Voters in British Columbia often complain the government is decided by voters in the East by the time the polls close in the West, but that isn’t the case in this federal election, according to a local university professor.
Paul Rowe is a professor of political and international studies at Trinity Western University and he said the seats decided in this province should play a big role in forming government.
“My impression is that B.C. seats will help to determine a very tight election so it will be worth it to watch how they go… folks in eastern Canada may well have to stay up pretty late on Monday night to see which party will end up with the largest number of seats,” he said.
B.C. has 42 ridings and 42 seats account for just over 12 per cent of the seats in the House of Commons.
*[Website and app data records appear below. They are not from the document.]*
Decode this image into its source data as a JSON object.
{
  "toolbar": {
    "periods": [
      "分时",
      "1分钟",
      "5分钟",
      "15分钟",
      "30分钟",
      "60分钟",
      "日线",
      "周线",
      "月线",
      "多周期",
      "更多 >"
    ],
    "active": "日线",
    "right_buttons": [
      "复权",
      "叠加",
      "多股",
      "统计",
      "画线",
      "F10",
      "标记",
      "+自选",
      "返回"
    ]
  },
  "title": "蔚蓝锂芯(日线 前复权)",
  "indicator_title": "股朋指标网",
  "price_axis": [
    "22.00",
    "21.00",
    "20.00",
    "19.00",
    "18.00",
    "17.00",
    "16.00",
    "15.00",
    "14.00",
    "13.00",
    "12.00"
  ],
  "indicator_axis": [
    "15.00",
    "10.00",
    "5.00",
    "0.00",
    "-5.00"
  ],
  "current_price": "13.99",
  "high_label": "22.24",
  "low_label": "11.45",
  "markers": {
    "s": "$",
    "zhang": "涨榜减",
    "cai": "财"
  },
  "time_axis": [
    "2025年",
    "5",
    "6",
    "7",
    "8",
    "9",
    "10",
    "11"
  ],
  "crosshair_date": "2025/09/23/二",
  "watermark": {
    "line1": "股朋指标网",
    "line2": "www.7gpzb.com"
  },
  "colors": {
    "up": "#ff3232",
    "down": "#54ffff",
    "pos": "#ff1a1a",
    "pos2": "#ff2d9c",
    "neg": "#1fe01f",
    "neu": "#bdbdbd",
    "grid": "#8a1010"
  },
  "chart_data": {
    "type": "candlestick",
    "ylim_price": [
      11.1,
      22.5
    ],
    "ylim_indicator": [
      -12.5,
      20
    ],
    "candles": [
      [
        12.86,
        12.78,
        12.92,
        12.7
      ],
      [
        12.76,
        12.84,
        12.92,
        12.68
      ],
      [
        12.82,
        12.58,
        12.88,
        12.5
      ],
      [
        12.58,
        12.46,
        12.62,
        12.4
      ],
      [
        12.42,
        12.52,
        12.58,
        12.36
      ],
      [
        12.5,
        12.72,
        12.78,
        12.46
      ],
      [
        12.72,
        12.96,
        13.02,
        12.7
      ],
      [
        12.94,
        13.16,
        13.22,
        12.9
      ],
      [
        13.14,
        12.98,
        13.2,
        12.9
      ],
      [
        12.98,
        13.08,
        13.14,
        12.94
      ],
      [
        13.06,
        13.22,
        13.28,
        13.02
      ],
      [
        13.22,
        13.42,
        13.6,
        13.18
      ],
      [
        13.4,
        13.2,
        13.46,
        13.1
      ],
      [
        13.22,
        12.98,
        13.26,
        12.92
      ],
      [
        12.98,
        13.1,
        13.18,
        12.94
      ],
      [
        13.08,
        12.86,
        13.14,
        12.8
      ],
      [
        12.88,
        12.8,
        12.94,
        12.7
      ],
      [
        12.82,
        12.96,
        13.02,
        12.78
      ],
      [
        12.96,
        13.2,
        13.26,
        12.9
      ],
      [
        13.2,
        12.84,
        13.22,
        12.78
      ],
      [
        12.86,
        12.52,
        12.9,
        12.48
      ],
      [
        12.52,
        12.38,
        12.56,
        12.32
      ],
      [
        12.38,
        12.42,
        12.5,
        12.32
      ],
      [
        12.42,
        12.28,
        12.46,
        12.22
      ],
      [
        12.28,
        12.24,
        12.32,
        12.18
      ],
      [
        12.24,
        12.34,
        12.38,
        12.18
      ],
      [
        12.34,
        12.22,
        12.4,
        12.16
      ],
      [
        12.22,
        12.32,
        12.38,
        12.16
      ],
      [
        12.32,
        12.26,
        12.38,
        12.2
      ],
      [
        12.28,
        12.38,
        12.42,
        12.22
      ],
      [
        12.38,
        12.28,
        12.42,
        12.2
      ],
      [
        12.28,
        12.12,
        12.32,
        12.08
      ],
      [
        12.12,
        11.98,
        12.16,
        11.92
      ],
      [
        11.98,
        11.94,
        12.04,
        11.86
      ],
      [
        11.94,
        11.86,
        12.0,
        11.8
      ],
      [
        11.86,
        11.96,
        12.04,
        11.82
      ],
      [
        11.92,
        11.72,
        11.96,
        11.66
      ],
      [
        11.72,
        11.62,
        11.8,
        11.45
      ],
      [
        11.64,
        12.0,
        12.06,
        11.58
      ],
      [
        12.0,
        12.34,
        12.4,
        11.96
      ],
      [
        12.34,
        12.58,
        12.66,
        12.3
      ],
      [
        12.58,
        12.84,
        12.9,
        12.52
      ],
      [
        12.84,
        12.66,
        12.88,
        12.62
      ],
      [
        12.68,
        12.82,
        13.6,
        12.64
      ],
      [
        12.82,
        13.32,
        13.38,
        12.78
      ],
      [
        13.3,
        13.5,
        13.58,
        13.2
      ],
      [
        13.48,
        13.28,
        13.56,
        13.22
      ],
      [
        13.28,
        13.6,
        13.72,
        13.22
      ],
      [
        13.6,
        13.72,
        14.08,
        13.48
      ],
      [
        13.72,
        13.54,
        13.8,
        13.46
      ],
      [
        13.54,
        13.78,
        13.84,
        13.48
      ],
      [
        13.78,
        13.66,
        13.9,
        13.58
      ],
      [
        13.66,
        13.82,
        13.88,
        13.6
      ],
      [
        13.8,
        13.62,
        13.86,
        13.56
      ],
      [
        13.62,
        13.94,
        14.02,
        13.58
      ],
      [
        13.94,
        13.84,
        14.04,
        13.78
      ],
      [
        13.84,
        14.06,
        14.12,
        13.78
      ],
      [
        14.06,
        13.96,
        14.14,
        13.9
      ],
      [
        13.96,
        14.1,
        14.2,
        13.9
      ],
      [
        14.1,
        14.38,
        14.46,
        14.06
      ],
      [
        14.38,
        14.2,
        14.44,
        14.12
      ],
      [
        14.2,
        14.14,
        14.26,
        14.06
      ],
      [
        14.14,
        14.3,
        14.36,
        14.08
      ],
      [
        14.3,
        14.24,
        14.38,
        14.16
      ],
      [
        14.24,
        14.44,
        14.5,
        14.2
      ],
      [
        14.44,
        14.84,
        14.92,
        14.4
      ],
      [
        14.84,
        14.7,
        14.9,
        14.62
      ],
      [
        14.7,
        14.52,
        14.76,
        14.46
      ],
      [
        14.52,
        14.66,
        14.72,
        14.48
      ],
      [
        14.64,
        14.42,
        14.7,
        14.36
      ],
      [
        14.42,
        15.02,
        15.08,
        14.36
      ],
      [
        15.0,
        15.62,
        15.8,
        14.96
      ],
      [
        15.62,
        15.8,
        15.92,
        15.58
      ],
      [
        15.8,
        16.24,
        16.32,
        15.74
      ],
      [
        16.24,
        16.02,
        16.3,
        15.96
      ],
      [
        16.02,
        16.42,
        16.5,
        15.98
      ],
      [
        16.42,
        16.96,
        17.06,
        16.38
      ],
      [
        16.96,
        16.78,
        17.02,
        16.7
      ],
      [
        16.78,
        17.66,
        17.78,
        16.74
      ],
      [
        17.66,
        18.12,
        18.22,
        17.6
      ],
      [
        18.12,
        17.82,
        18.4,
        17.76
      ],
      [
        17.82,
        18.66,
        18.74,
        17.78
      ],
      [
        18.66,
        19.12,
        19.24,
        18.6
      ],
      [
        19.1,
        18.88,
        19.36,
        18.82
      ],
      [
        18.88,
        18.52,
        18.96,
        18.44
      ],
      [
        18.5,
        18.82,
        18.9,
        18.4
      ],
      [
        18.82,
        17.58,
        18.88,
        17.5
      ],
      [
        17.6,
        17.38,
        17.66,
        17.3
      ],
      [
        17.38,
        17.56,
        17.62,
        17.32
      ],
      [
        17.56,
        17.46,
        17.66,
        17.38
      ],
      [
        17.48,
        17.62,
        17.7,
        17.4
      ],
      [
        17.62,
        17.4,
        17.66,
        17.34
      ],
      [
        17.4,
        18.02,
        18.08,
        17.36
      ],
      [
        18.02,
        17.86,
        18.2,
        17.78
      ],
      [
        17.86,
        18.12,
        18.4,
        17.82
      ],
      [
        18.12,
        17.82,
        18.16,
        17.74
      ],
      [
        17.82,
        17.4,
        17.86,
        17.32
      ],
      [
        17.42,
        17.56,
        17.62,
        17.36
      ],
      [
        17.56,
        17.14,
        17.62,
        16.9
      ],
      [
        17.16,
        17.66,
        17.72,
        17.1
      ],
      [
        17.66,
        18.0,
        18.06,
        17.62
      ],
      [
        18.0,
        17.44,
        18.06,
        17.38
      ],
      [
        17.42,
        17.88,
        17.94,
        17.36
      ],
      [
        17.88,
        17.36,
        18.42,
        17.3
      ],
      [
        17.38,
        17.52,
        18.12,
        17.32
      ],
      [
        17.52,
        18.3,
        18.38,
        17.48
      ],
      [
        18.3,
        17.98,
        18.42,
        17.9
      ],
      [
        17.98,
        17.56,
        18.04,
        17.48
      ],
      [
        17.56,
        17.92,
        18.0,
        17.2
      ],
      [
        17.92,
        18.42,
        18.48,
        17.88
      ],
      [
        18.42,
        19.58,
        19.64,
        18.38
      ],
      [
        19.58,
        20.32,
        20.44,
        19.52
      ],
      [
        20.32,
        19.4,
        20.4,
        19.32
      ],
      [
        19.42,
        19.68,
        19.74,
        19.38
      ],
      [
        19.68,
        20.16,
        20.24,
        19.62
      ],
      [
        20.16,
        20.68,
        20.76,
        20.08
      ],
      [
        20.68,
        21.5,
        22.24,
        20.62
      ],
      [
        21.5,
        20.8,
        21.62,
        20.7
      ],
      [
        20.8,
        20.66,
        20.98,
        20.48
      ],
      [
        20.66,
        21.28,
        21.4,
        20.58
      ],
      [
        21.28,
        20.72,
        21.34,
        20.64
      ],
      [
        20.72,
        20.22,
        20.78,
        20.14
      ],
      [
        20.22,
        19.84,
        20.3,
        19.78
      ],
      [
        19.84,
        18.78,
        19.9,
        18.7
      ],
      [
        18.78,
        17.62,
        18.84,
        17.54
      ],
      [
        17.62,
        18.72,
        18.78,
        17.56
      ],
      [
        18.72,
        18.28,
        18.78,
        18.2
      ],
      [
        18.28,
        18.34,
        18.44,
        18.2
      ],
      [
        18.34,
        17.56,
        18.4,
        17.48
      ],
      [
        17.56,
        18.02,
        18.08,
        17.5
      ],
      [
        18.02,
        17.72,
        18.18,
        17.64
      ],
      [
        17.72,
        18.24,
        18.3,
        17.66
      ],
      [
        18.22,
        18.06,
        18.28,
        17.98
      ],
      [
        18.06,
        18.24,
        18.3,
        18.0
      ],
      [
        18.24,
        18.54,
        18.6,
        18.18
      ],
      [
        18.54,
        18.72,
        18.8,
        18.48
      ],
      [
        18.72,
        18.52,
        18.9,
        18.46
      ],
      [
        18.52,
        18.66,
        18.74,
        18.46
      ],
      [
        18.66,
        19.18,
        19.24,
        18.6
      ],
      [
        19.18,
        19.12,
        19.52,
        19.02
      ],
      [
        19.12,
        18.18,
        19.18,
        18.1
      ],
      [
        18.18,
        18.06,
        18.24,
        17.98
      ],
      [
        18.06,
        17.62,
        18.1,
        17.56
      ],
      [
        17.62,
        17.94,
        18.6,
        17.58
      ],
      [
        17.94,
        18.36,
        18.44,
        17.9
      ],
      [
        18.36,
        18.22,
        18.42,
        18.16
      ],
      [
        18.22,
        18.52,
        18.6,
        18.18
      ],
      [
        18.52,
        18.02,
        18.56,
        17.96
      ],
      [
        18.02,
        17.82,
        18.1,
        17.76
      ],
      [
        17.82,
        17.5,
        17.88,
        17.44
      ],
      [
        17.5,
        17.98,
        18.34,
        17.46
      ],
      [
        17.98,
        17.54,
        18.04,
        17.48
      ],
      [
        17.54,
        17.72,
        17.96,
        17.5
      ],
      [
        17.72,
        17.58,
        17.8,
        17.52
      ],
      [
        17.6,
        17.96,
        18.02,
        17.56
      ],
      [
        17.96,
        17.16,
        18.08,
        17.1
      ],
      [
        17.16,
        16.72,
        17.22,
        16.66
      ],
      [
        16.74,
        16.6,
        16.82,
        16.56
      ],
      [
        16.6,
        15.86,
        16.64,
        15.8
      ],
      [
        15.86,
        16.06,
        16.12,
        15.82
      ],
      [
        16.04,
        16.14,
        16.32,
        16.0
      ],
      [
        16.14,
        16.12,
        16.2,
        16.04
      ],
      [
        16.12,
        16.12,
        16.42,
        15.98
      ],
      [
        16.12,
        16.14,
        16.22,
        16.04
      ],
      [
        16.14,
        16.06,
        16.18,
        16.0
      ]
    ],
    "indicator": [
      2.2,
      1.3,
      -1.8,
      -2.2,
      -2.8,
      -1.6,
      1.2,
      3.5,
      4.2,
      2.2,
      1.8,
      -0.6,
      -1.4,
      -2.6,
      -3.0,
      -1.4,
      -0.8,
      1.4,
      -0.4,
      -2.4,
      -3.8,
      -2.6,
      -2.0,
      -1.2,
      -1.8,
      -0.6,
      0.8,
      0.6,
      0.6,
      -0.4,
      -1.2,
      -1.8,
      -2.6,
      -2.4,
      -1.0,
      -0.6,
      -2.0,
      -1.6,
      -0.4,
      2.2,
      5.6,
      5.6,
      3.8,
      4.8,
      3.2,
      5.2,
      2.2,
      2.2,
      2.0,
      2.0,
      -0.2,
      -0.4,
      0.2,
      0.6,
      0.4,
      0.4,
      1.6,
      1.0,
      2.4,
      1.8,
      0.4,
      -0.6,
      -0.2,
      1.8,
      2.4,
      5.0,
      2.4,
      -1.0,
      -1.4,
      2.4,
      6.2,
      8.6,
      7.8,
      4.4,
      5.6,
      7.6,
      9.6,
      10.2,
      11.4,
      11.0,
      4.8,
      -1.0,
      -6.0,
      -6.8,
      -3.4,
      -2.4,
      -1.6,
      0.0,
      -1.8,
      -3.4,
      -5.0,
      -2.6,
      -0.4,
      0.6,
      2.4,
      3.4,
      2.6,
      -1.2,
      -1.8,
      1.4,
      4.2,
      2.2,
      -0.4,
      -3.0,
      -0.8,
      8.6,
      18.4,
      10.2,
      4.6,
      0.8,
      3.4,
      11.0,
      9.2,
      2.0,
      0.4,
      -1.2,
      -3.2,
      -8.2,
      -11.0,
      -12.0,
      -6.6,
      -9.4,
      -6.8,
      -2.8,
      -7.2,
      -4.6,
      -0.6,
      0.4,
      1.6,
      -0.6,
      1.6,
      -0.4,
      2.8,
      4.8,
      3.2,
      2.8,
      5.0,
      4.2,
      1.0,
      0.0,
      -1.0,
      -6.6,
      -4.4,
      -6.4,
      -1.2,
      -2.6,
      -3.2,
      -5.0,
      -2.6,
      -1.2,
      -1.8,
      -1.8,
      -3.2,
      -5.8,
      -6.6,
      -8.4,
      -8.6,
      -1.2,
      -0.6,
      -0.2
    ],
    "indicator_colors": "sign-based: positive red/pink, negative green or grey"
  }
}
“There are several hotly contested ridings in the greater Vancouver area, so the parties are interested in B.C. concerns,” said Rowe.
Black Press Media’s polling analyst Bruce Cameron has marked the Cloverdale-Langley City riding as one to watch. Liberal incumbent John Aldag won by 10 per cent over the Conservatives in the last election, according to Cameron, but support for the Liberals across the country has since dipped making this a tight race.
Although, Rowe is surprised the SNC-Lavalin scandal and the Trudeau blackface scandal didn’t damage the Liberals more dramatically.
“I don’t recall an election with so little movement in the polls,” he said.
Meanwhile, this federal election saw higher-than-ever advance poll numbers, which Rowe attributes to the fact that polling stations were open during a long-weekend, making it easier for Canadians to vote.
“It might also indicate that people were pretty decided going into this election, revealed in the way that polls numbers have barely budged throughout the campaign,” he emphasized. “In other words, I think many people had already made their judgment on the current Trudeau government.”
Although the environment and climate change have been issues that have dominated this election across the country, Rowe said the issue of affordability is what’s top of mind locally.
“British Columbia voters are clearly concerned about the rising cost of living so I think that has been an important local issue, especially given high property values in the Lower Mainland, and in Langley, in particular,” he said.
However, in each election political parties depend on the ballots of a number of undecided voters, according to Rowe.
“About 60 per cent of voters are pretty loyal in their voting habits, so it’s all the others who decide elections… typically they vote in ways that reflect the polls, though sometimes we have a few surprises,” he said, referring back to rise of the Bloc Quebecois in the 1990s, the “Orange Wave” of NDP voters in the 2011 election, and the shift to the Liberals in the previous federal election.
But the youth vote is one that the parties shouldn’t rely on to earn them seats, according to Rowe.
“Political parties that count on the youth vote are typically disappointed,” he said. “Though many young voters are very engaged on the climate change issue, many are also a little disillusioned with the Trudeau government, which had a good deal of youth support last time around. I actually don’t expect the youth vote to be much different from the usual this time around.”
Should a minority government be decided this election, Rowe said it could possibly divide electors in B.C. in the future.
“A minority parliament will provide opportunities for smaller parties like the NDP and the Greens to be influential in the next couple of years,” he said. “That would divide British Columbians, some of whom would welcome their influence, while others will not be happy.”
Rowe said it is important to cast a ballot even if a candidate has little chance of winning.
“When everyone casts a vote, it tells us something about the actual support each party has and it sets directions for the next election,” he said. “Your vote always sends a political message, even if it does not elect a representative.”